§ **Exercise**:
Give the records below again in full, exactly as written, but without any images.

§ **Data supplied**:
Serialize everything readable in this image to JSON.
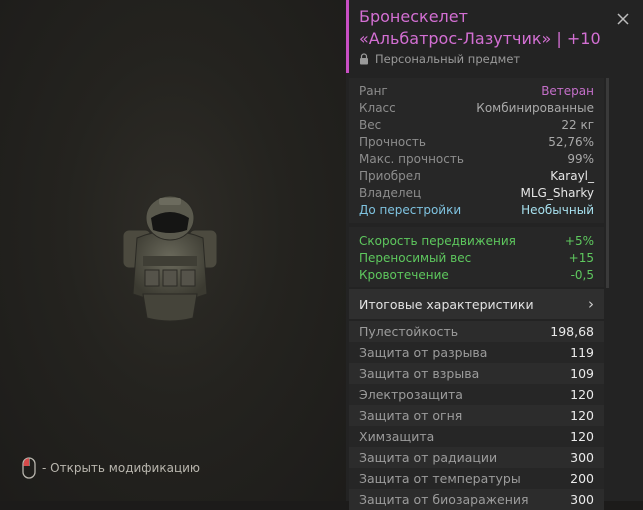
{
  "item": {
    "title_line1": "Бронескелет",
    "title_line2": "«Альбатрос-Лазутчик» | +10",
    "personal_label": "Персональный предмет"
  },
  "info": [
    {
      "label": "Ранг",
      "value": "Ветеран",
      "kind": "rank"
    },
    {
      "label": "Класс",
      "value": "Комбинированные",
      "kind": ""
    },
    {
      "label": "Вес",
      "value": "22 кг",
      "kind": ""
    },
    {
      "label": "Прочность",
      "value": "52,76%",
      "kind": ""
    },
    {
      "label": "Макс. прочность",
      "value": "99%",
      "kind": ""
    },
    {
      "label": "Приобрел",
      "value": "Karayl_",
      "kind": "white"
    },
    {
      "label": "Владелец",
      "value": "MLG_Sharky",
      "kind": "white"
    },
    {
      "label": "До перестройки",
      "value": "Необычный",
      "kind": "rebuild"
    }
  ],
  "bonuses": [
    {
      "label": "Скорость передвижения",
      "value": "+5%"
    },
    {
      "label": "Переносимый вес",
      "value": "+15"
    },
    {
      "label": "Кровотечение",
      "value": "-0,5"
    }
  ],
  "summary_label": "Итоговые характеристики",
  "summary_chevron": "›",
  "stats": [
    {
      "label": "Пулестойкость",
      "value": "198,68"
    },
    {
      "label": "Защита от разрыва",
      "value": "119"
    },
    {
      "label": "Защита от взрыва",
      "value": "109"
    },
    {
      "label": "Электрозащита",
      "value": "120"
    },
    {
      "label": "Защита от огня",
      "value": "120"
    },
    {
      "label": "Химзащита",
      "value": "120"
    },
    {
      "label": "Защита от радиации",
      "value": "300"
    },
    {
      "label": "Защита от температуры",
      "value": "200"
    },
    {
      "label": "Защита от биозаражения",
      "value": "300"
    }
  ],
  "hint": {
    "text": "- Открыть модификацию",
    "icon": "mouse-icon"
  },
  "colors": {
    "accent": "#c94fc4",
    "title": "#d36fd3",
    "green": "#5ec85e",
    "rebuild": "#7fc3e0"
  }
}
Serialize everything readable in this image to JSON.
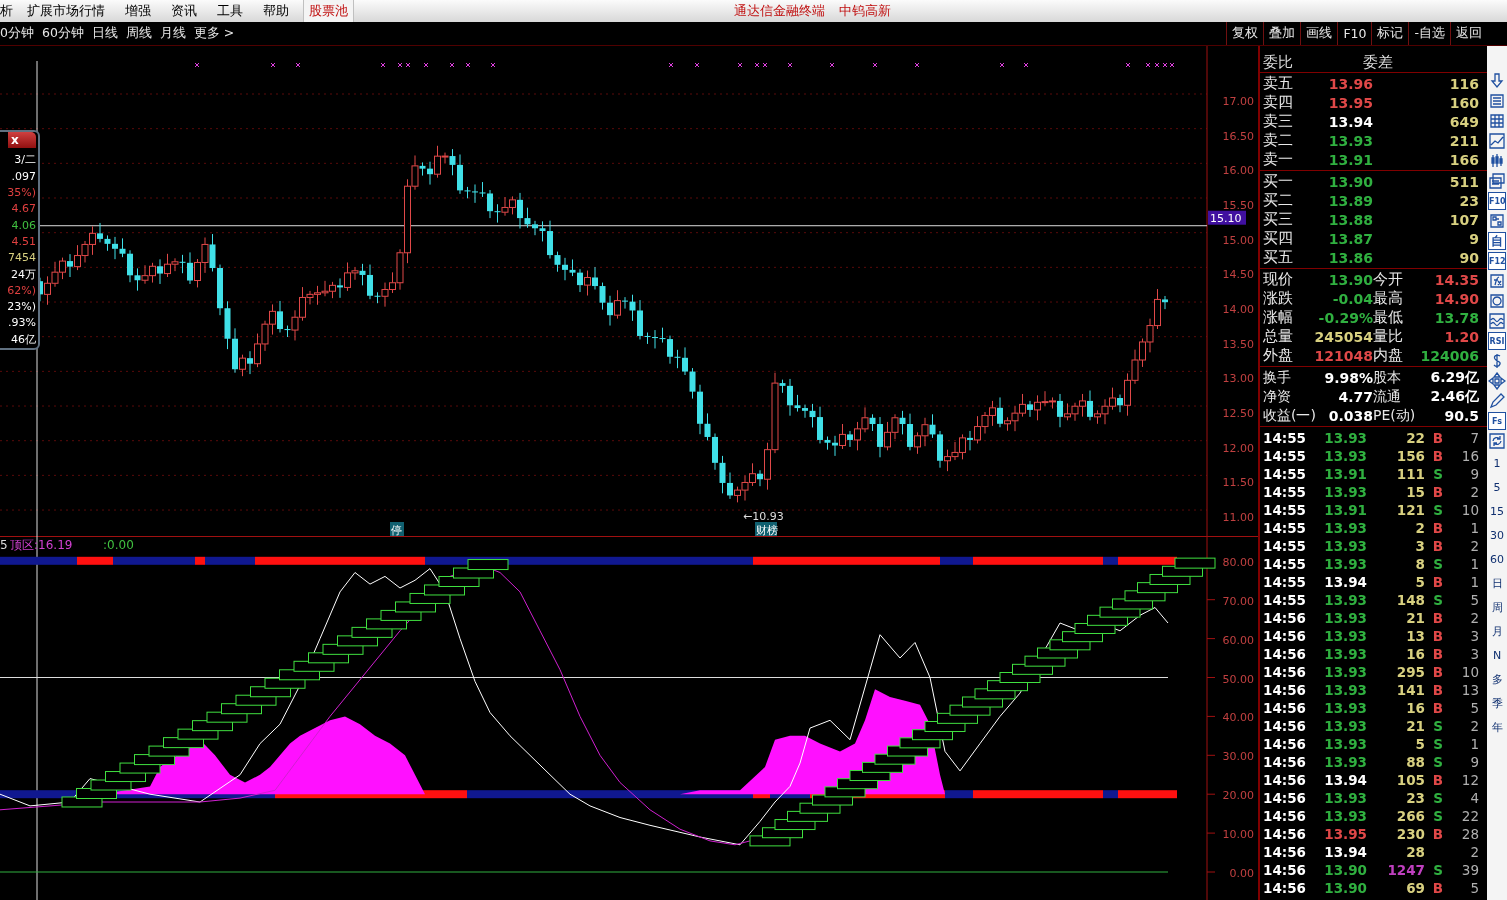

§ **Written solution**:
Serialize everything readable in this image to JSON.
{
  "item": {
    "title_line1": "Бронескелет",
    "title_line2": "«Альбатрос-Лазутчик» | +10",
    "personal_label": "Персональный предмет"
  },
  "info": [
    {
      "label": "Ранг",
      "value": "Ветеран",
      "kind": "rank"
    },
    {
      "label": "Класс",
      "value": "Комбинированные",
      "kind": ""
    },
    {
      "label": "Вес",
      "value": "22 кг",
      "kind": ""
    },
    {
      "label": "Прочность",
      "value": "52,76%",
      "kind": ""
    },
    {
      "label": "Макс. прочность",
      "value": "99%",
      "kind": ""
    },
    {
      "label": "Приобрел",
      "value": "Karayl_",
      "kind": "white"
    },
    {
      "label": "Владелец",
      "value": "MLG_Sharky",
      "kind": "white"
    },
    {
      "label": "До перестройки",
      "value": "Необычный",
      "kind": "rebuild"
    }
  ],
  "bonuses": [
    {
      "label": "Скорость передвижения",
      "value": "+5%"
    },
    {
      "label": "Переносимый вес",
      "value": "+15"
    },
    {
      "label": "Кровотечение",
      "value": "-0,5"
    }
  ],
  "summary_label": "Итоговые характеристики",
  "summary_chevron": "›",
  "stats": [
    {
      "label": "Пулестойкость",
      "value": "198,68"
    },
    {
      "label": "Защита от разрыва",
      "value": "119"
    },
    {
      "label": "Защита от взрыва",
      "value": "109"
    },
    {
      "label": "Электрозащита",
      "value": "120"
    },
    {
      "label": "Защита от огня",
      "value": "120"
    },
    {
      "label": "Химзащита",
      "value": "120"
    },
    {
      "label": "Защита от радиации",
      "value": "300"
    },
    {
      "label": "Защита от температуры",
      "value": "200"
    },
    {
      "label": "Защита от биозаражения",
      "value": "300"
    }
  ],
  "hint": {
    "text": "- Открыть модификацию",
    "icon": "mouse-icon"
  },
  "colors": {
    "accent": "#c94fc4",
    "title": "#d36fd3",
    "green": "#5ec85e",
    "rebuild": "#7fc3e0"
  }
}
Serialize everything readable in this image to JSON.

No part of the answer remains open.